Goal of the exercise:
If a line in the data below holds the word "tincidunt", copy it.

──────── Material provided

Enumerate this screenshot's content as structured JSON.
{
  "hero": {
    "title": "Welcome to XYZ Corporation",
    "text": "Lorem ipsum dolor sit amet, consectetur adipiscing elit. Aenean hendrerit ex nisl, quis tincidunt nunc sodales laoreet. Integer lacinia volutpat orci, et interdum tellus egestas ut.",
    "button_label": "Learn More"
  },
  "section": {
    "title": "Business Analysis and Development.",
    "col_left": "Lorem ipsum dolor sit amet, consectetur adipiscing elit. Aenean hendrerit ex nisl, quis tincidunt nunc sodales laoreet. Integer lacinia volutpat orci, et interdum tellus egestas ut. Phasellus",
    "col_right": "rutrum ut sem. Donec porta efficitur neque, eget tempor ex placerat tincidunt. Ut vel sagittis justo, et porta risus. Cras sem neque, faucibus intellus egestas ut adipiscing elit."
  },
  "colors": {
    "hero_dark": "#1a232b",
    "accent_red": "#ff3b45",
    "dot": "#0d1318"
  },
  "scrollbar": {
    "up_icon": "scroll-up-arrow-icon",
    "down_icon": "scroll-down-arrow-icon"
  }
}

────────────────

Response:
    "text": "Lorem ipsum dolor sit amet, consectetur adipiscing elit. Aenean hendrerit ex nisl, quis tincidunt nunc sodales laoreet. Integer lacinia volutpat orci, et interdum tellus egestas ut.",
    "col_left": "Lorem ipsum dolor sit amet, consectetur adipiscing elit. Aenean hendrerit ex nisl, quis tincidunt nunc sodales laoreet. Integer lacinia volutpat orci, et interdum tellus egestas ut. Phasellus",
    "col_right": "rutrum ut sem. Donec porta efficitur neque, eget tempor ex placerat tincidunt. Ut vel sagittis justo, et porta risus. Cras sem neque, faucibus intellus egestas ut adipiscing elit."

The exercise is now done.